  • We studied the emission of the fluorine (2{ital p}{sup 4}3{ital s}) {sup 2,4}{ital P}{r arrow}(2{ital p}{sup 5}) {sup 2}{ital P} resonance lines in the vacuum ultraviolet (VUV) at 95.5 and 97.5 nm, respectively, following dissociative excitation of SF{sub 6}, CF{sub 4}, NF{sub 3}, and CCl{sub 2}F{sub 2} by controlled electron impact under single collision conditions. Absolute photoemission cross sections and appearance potentials have been determined for the 95.5 nm {sup 2}{ital P}{r arrow}{sup 2}{ital P} multiplets for all four target gases. The apparent cross sections, which include cascade contribution from higher states, were measured to range from 2 to 5{times}10{supmore » {minus}18} cm{sup 2} at 200 eV impact energy.

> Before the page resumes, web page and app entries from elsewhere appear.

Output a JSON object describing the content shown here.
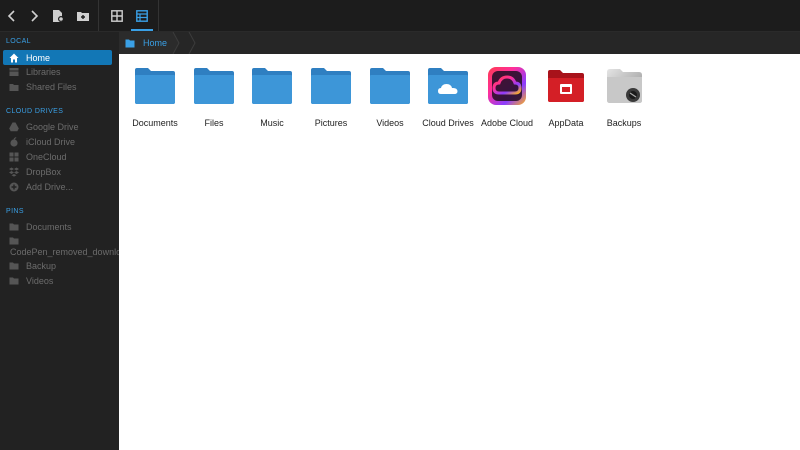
{
  "toolbar": {
    "buttons": [
      {
        "name": "back-button",
        "icon": "chevron-left-icon"
      },
      {
        "name": "forward-button",
        "icon": "chevron-right-icon"
      },
      {
        "name": "new-file-button",
        "icon": "file-settings-icon"
      },
      {
        "name": "new-folder-button",
        "icon": "folder-add-icon"
      },
      {
        "name": "grid-view-button",
        "icon": "grid-icon"
      },
      {
        "name": "details-view-button",
        "icon": "table-icon"
      }
    ],
    "active_view": "details-view-button"
  },
  "sidebar": {
    "local": {
      "title": "LOCAL",
      "items": [
        {
          "label": "Home",
          "icon": "home-icon",
          "active": true
        },
        {
          "label": "Libraries",
          "icon": "library-icon"
        },
        {
          "label": "Shared Files",
          "icon": "shared-folder-icon"
        }
      ]
    },
    "cloud": {
      "title": "CLOUD DRIVES",
      "items": [
        {
          "label": "Google Drive",
          "icon": "google-drive-icon"
        },
        {
          "label": "iCloud Drive",
          "icon": "apple-icon"
        },
        {
          "label": "OneCloud",
          "icon": "windows-icon"
        },
        {
          "label": "DropBox",
          "icon": "dropbox-icon"
        },
        {
          "label": "Add Drive...",
          "icon": "plus-circle-icon"
        }
      ]
    },
    "pins": {
      "title": "PINS",
      "items": [
        {
          "label": "Documents",
          "icon": "folder-icon"
        },
        {
          "label": "CodePen_removed_downloa",
          "icon": "folder-icon"
        },
        {
          "label": "Backup",
          "icon": "folder-icon"
        },
        {
          "label": "Videos",
          "icon": "folder-icon"
        }
      ]
    }
  },
  "breadcrumb": {
    "items": [
      {
        "label": "Home",
        "icon": "folder-icon"
      }
    ]
  },
  "files": [
    {
      "name": "Documents",
      "icon": "folder-icon"
    },
    {
      "name": "Files",
      "icon": "folder-icon"
    },
    {
      "name": "Music",
      "icon": "folder-icon"
    },
    {
      "name": "Pictures",
      "icon": "folder-icon"
    },
    {
      "name": "Videos",
      "icon": "folder-icon"
    },
    {
      "name": "Cloud Drives",
      "icon": "cloud-folder-icon"
    },
    {
      "name": "Adobe Cloud",
      "icon": "adobe-creative-cloud-icon"
    },
    {
      "name": "AppData",
      "icon": "red-folder-icon"
    },
    {
      "name": "Backups",
      "icon": "backup-drive-icon"
    }
  ],
  "colors": {
    "accent": "#3aa0e6",
    "active_item": "#1277b6",
    "folder": "#3d96d8",
    "sidebar_bg": "#222222",
    "toolbar_bg": "#1c1c1c"
  }
}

The cross sections were found to be heavily influenced by 3{ital p}{r arrow}3{ital s} cascading with contributions ranging from 30% (SF{sub 6}) to 75% (CF{sub 4}). Subtraction of the cascade contributions yielded direct cross sections of 0.5{times} 10{sup {minus}18} cm{sup 2} (CF{sub 4}), 1.4{times}10{sup {minus}18} cm{sup 2} (CCl{sub 2}F{sub 2}), 1.5{times}10{sup {minus}18} cm{sup 2} (SF{sub 6}), and 2.9{times}10{sup {minus}18} cm{sup 2} (NF{sub 3}) at 200 eV. The fluorine emissions are the result of the total fragmentation of the parent molecule for the targets SF{sub 6}, CF{sub 4}, and NF{sub 3}. A much lower appearance potential and a different energy dependence of the cross section in the case of CCl{sub 2}F{sub 2} indicates that partial fragmentation of this molecule plays a very important role. The findings for the 97.5 nm {sup 4}{ital P}{r arrow}{sup 2}{ital P} multiplet were essentially similar to those for the {sup 2}{ital P}{r arrow}{sup 2}{ital P} multiplet with the exception that accurate apparent emission cross sections could not be determined from a measurement of the 97.5 nm photon emission intensity.« less

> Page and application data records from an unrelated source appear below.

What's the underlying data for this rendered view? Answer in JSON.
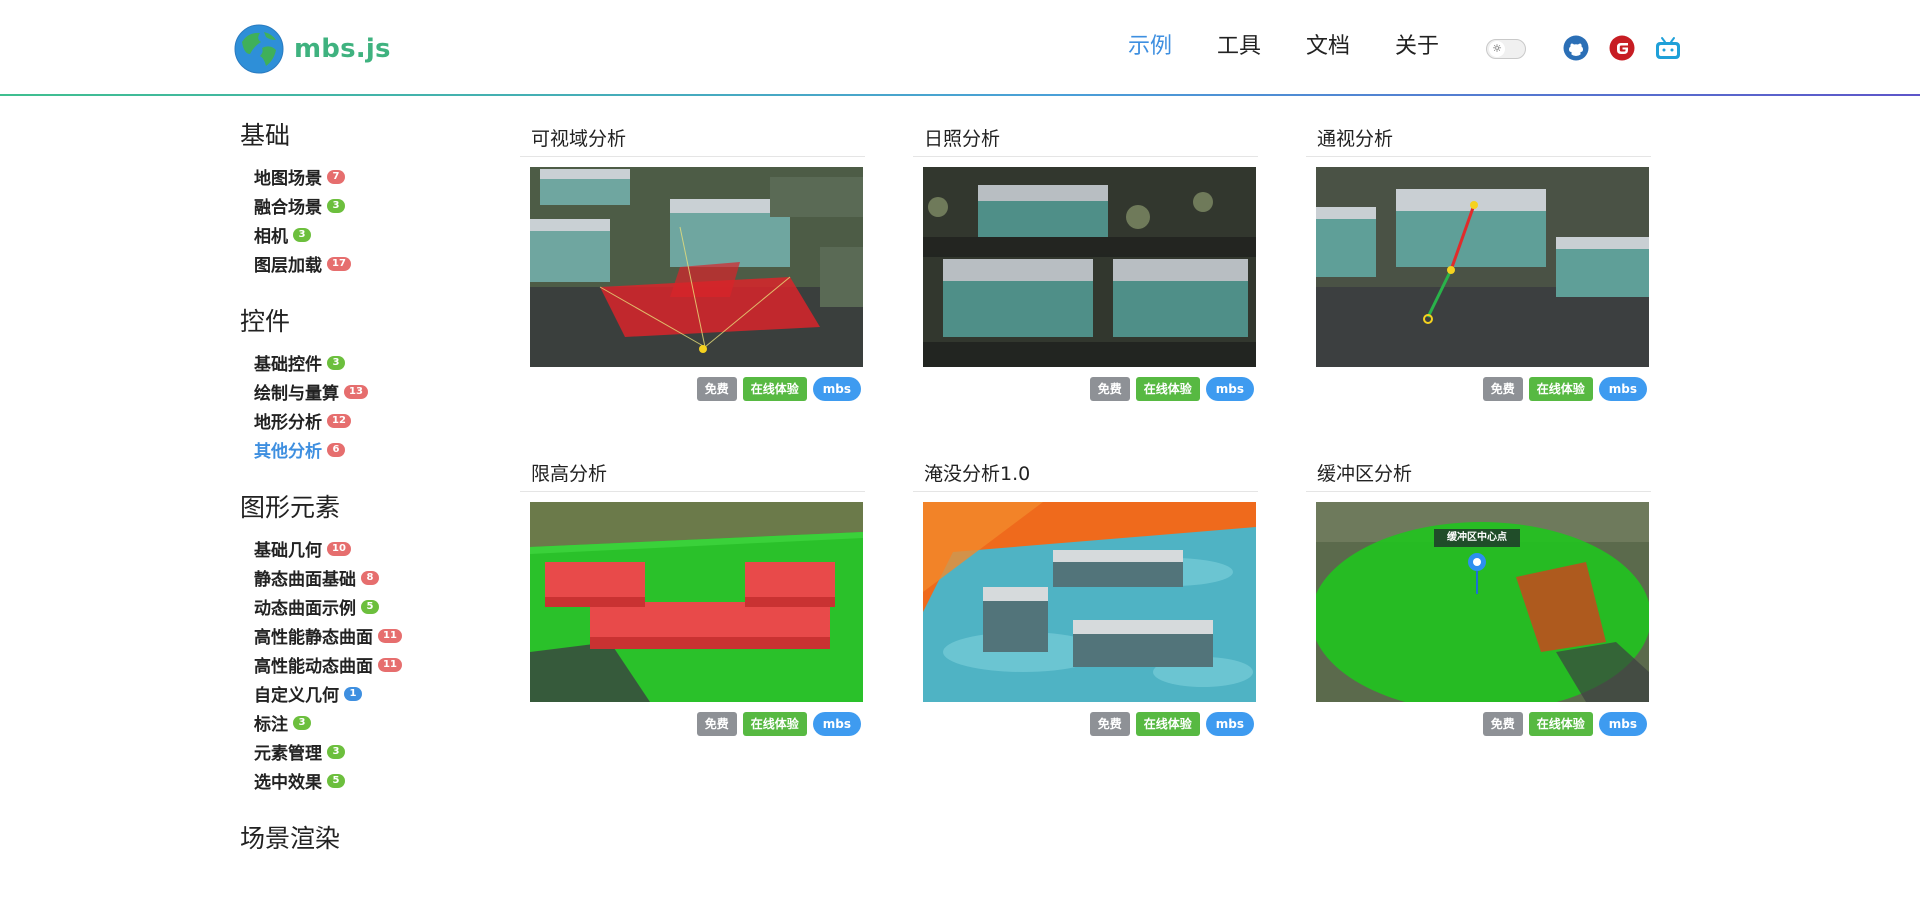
{
  "brand": {
    "name": "mbs.js"
  },
  "nav": {
    "items": [
      {
        "label": "示例",
        "active": true
      },
      {
        "label": "工具",
        "active": false
      },
      {
        "label": "文档",
        "active": false
      },
      {
        "label": "关于",
        "active": false
      }
    ],
    "theme_icon": "sun-icon",
    "social": [
      "github-icon",
      "gitee-icon",
      "bilibili-icon"
    ]
  },
  "colors": {
    "accent": "#3e8fe0",
    "brand": "#3fb27f",
    "badge_red": "#e66e6e",
    "badge_green": "#6cbf3d",
    "badge_blue": "#3e8fe0",
    "tag_free": "#8e9196",
    "tag_try": "#57b942",
    "tag_mbs": "#3e9bf0"
  },
  "sidebar": {
    "sections": [
      {
        "title": "基础",
        "items": [
          {
            "label": "地图场景",
            "count": "7",
            "color": "red"
          },
          {
            "label": "融合场景",
            "count": "3",
            "color": "green"
          },
          {
            "label": "相机",
            "count": "3",
            "color": "green"
          },
          {
            "label": "图层加载",
            "count": "17",
            "color": "red"
          }
        ]
      },
      {
        "title": "控件",
        "items": [
          {
            "label": "基础控件",
            "count": "3",
            "color": "green"
          },
          {
            "label": "绘制与量算",
            "count": "13",
            "color": "red"
          },
          {
            "label": "地形分析",
            "count": "12",
            "color": "red"
          },
          {
            "label": "其他分析",
            "count": "6",
            "color": "red",
            "active": true
          }
        ]
      },
      {
        "title": "图形元素",
        "items": [
          {
            "label": "基础几何",
            "count": "10",
            "color": "red"
          },
          {
            "label": "静态曲面基础",
            "count": "8",
            "color": "red"
          },
          {
            "label": "动态曲面示例",
            "count": "5",
            "color": "green"
          },
          {
            "label": "高性能静态曲面",
            "count": "11",
            "color": "red"
          },
          {
            "label": "高性能动态曲面",
            "count": "11",
            "color": "red"
          },
          {
            "label": "自定义几何",
            "count": "1",
            "color": "blue"
          },
          {
            "label": "标注",
            "count": "3",
            "color": "green"
          },
          {
            "label": "元素管理",
            "count": "3",
            "color": "green"
          },
          {
            "label": "选中效果",
            "count": "5",
            "color": "green"
          }
        ]
      },
      {
        "title": "场景渲染",
        "items": []
      }
    ]
  },
  "cards": [
    {
      "title": "可视域分析",
      "thumb": "viewshed",
      "tags": [
        "免费",
        "在线体验",
        "mbs"
      ]
    },
    {
      "title": "日照分析",
      "thumb": "sunlight",
      "tags": [
        "免费",
        "在线体验",
        "mbs"
      ]
    },
    {
      "title": "通视分析",
      "thumb": "sightline",
      "tags": [
        "免费",
        "在线体验",
        "mbs"
      ]
    },
    {
      "title": "限高分析",
      "thumb": "heightlimit",
      "tags": [
        "免费",
        "在线体验",
        "mbs"
      ]
    },
    {
      "title": "淹没分析1.0",
      "thumb": "flood",
      "tags": [
        "免费",
        "在线体验",
        "mbs"
      ]
    },
    {
      "title": "缓冲区分析",
      "thumb": "buffer",
      "tags": [
        "免费",
        "在线体验",
        "mbs"
      ],
      "overlay_label": "缓冲区中心点"
    }
  ]
}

  • High level electronic structure calculations were used to evaluate reliable, self-consistent thermochemical data sets for the third row transitionmetal hexafluorides. The electron affinities, heats of formation, first (MF₆ → MF₅ + F) and average M-F bond dissociation energies, and fluoride affinities of MF₆ (MF₆ + F⁻→ MF₇ ⁻) and MF₅ (MF₅ + F⁻→ MF₆ ⁻) were calculated. The electron affinities which are a direct measure for the oxidizer strength increase monotonically from WF₆ to AuF₆, with PtF₆ and AuF₆ being extremely powerful oxidizers. The inclusion of spin orbit corrections is necessary to obtain the correct qualitative order for the electronmore » affinities. The calculated electron affinities increase with increasing atomic number, are in good agreement with the available experimental values, and are as follows: WF₆ (3.15 eV), ReF₆ (4.58 eV), OsF₆ (5.92 eV), IrF₆ (5.99 eV), PtF₆ (7.09 eV), and AuF₆ (8.20 eV). A wide range of density functional theory exchange-correlation functionals were also evaluated, and only three gave satisfactory results. The corresponding pentafluorides are extremely strong Lewis acids, with OsF₅, IrF₅, PtF₅, and AuF₅ significantly exceeding the acidity of SbF₅. The optimized geometries of the corresponding MF₇⁻ anions for W through Ir are classical MF₇⁻ anions with M-F bonds; however, for PtF₇⁻ and AuF₇⁻ non-classical anions were found with a very weak external F-F bond between an MF₆⁻ fragment and a fluorine atom. These two anions are text book examples for “superhalogens” and can serve as F atom sources under very mild conditions, explaining the ability of PtF₆ to convert NF₃ to NF₄⁺, ClF₅ to ClF₆⁺, and Xe to XeF⁺ and why Bartlett failed to observe XePtF₆ as the reaction product of the PtF₆/Xe reaction.« less